▸ **What to work on**: The expected output is the full data, repeated exactly, without pictures.

*** Material for this exercise ***

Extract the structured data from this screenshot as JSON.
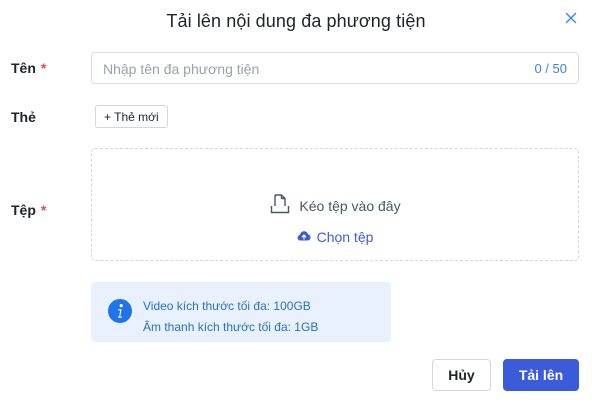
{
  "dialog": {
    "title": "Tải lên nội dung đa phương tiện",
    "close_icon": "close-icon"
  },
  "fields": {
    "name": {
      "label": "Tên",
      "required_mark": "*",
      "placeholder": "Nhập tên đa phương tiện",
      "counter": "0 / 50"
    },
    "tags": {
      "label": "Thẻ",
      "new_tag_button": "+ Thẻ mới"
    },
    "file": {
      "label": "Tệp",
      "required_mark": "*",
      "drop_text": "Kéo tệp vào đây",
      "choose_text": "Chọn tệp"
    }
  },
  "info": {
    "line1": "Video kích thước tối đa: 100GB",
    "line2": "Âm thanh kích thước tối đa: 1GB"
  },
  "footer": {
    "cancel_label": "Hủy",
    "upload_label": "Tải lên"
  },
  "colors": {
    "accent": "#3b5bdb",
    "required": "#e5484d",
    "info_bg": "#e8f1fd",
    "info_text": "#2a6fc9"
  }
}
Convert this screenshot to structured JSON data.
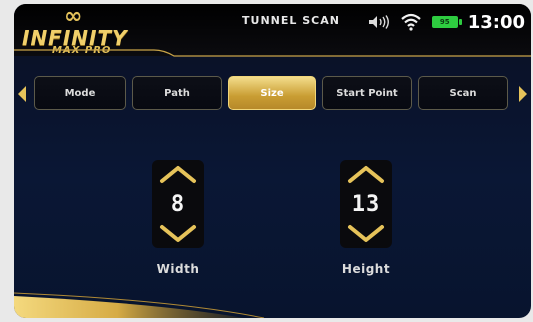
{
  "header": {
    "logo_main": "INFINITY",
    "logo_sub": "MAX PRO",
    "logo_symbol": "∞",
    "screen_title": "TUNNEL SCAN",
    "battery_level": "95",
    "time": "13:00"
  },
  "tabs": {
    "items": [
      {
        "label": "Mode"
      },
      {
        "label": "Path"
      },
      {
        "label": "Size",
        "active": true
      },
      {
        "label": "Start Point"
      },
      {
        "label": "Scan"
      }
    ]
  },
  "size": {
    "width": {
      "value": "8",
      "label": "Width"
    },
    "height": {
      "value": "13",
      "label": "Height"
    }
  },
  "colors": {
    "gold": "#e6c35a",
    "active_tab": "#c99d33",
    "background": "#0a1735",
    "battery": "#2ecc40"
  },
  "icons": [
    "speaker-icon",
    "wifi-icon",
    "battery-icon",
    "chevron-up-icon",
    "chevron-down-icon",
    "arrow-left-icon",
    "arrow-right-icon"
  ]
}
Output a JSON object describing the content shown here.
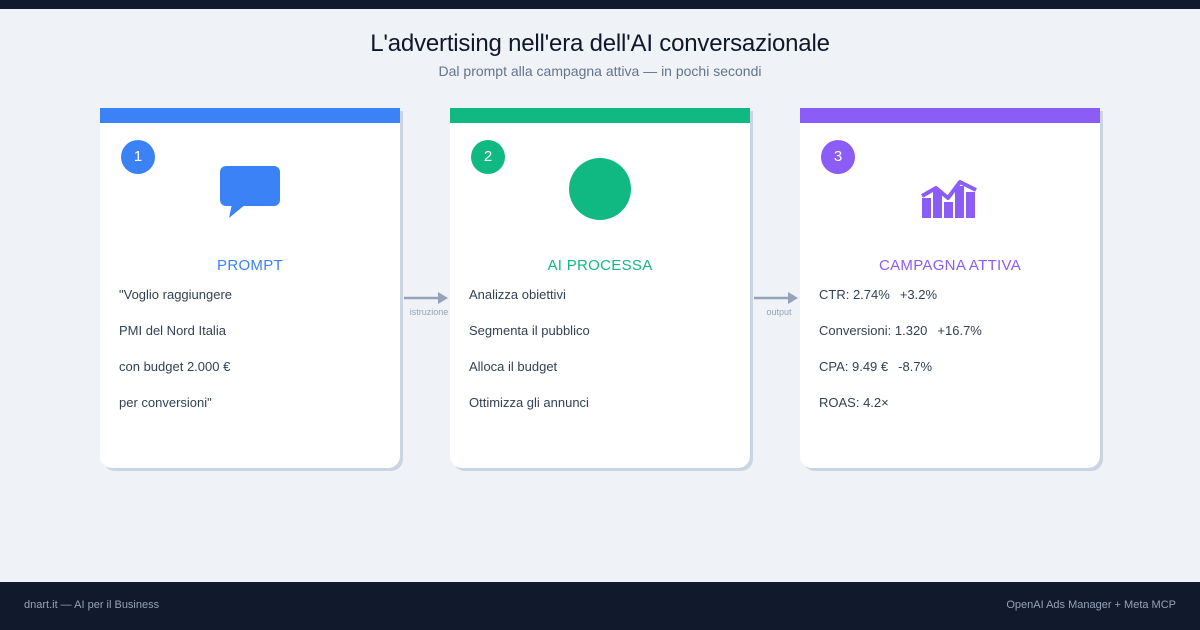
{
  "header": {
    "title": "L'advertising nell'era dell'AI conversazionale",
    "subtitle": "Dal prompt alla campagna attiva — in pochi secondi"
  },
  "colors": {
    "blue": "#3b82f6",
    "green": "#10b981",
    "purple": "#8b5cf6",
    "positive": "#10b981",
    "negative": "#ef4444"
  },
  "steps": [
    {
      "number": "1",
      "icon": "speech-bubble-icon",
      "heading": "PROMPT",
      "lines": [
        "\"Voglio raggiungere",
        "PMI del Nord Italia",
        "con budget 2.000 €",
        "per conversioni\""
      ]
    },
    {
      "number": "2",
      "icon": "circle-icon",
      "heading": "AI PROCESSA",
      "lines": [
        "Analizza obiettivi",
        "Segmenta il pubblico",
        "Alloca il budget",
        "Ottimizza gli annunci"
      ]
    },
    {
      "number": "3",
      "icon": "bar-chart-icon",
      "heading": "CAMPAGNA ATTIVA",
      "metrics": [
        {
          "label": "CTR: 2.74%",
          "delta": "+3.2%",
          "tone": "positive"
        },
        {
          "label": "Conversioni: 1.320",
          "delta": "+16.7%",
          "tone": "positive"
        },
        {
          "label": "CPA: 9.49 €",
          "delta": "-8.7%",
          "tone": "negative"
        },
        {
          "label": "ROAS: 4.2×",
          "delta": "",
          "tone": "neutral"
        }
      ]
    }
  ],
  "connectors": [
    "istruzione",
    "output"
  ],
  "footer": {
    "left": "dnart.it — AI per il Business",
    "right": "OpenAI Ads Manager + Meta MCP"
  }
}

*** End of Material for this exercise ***

▸ **Problem solution**:
Extract the structured data from this screenshot as JSON.
{
  "dialog": {
    "title": "Tải lên nội dung đa phương tiện",
    "close_icon": "close-icon"
  },
  "fields": {
    "name": {
      "label": "Tên",
      "required_mark": "*",
      "placeholder": "Nhập tên đa phương tiện",
      "counter": "0 / 50"
    },
    "tags": {
      "label": "Thẻ",
      "new_tag_button": "+ Thẻ mới"
    },
    "file": {
      "label": "Tệp",
      "required_mark": "*",
      "drop_text": "Kéo tệp vào đây",
      "choose_text": "Chọn tệp"
    }
  },
  "info": {
    "line1": "Video kích thước tối đa: 100GB",
    "line2": "Âm thanh kích thước tối đa: 1GB"
  },
  "footer": {
    "cancel_label": "Hủy",
    "upload_label": "Tải lên"
  },
  "colors": {
    "accent": "#3b5bdb",
    "required": "#e5484d",
    "info_bg": "#e8f1fd",
    "info_text": "#2a6fc9"
  }
}
Convert this screenshot to structured JSON data.
{
  "header": {
    "logo_main": "INFINITY",
    "logo_sub": "MAX PRO",
    "logo_symbol": "∞",
    "screen_title": "TUNNEL SCAN",
    "battery_level": "95",
    "time": "13:00"
  },
  "tabs": {
    "items": [
      {
        "label": "Mode"
      },
      {
        "label": "Path"
      },
      {
        "label": "Size",
        "active": true
      },
      {
        "label": "Start Point"
      },
      {
        "label": "Scan"
      }
    ]
  },
  "size": {
    "width": {
      "value": "8",
      "label": "Width"
    },
    "height": {
      "value": "13",
      "label": "Height"
    }
  },
  "colors": {
    "gold": "#e6c35a",
    "active_tab": "#c99d33",
    "background": "#0a1735",
    "battery": "#2ecc40"
  },
  "icons": [
    "speaker-icon",
    "wifi-icon",
    "battery-icon",
    "chevron-up-icon",
    "chevron-down-icon",
    "arrow-left-icon",
    "arrow-right-icon"
  ]
}
Output a JSON object describing the content shown here.
{
  "header": {
    "title": "L'advertising nell'era dell'AI conversazionale",
    "subtitle": "Dal prompt alla campagna attiva — in pochi secondi"
  },
  "colors": {
    "blue": "#3b82f6",
    "green": "#10b981",
    "purple": "#8b5cf6",
    "positive": "#10b981",
    "negative": "#ef4444"
  },
  "steps": [
    {
      "number": "1",
      "icon": "speech-bubble-icon",
      "heading": "PROMPT",
      "lines": [
        "\"Voglio raggiungere",
        "PMI del Nord Italia",
        "con budget 2.000 €",
        "per conversioni\""
      ]
    },
    {
      "number": "2",
      "icon": "circle-icon",
      "heading": "AI PROCESSA",
      "lines": [
        "Analizza obiettivi",
        "Segmenta il pubblico",
        "Alloca il budget",
        "Ottimizza gli annunci"
      ]
    },
    {
      "number": "3",
      "icon": "bar-chart-icon",
      "heading": "CAMPAGNA ATTIVA",
      "metrics": [
        {
          "label": "CTR: 2.74%",
          "delta": "+3.2%",
          "tone": "positive"
        },
        {
          "label": "Conversioni: 1.320",
          "delta": "+16.7%",
          "tone": "positive"
        },
        {
          "label": "CPA: 9.49 €",
          "delta": "-8.7%",
          "tone": "negative"
        },
        {
          "label": "ROAS: 4.2×",
          "delta": "",
          "tone": "neutral"
        }
      ]
    }
  ],
  "connectors": [
    "istruzione",
    "output"
  ],
  "footer": {
    "left": "dnart.it — AI per il Business",
    "right": "OpenAI Ads Manager + Meta MCP"
  }
}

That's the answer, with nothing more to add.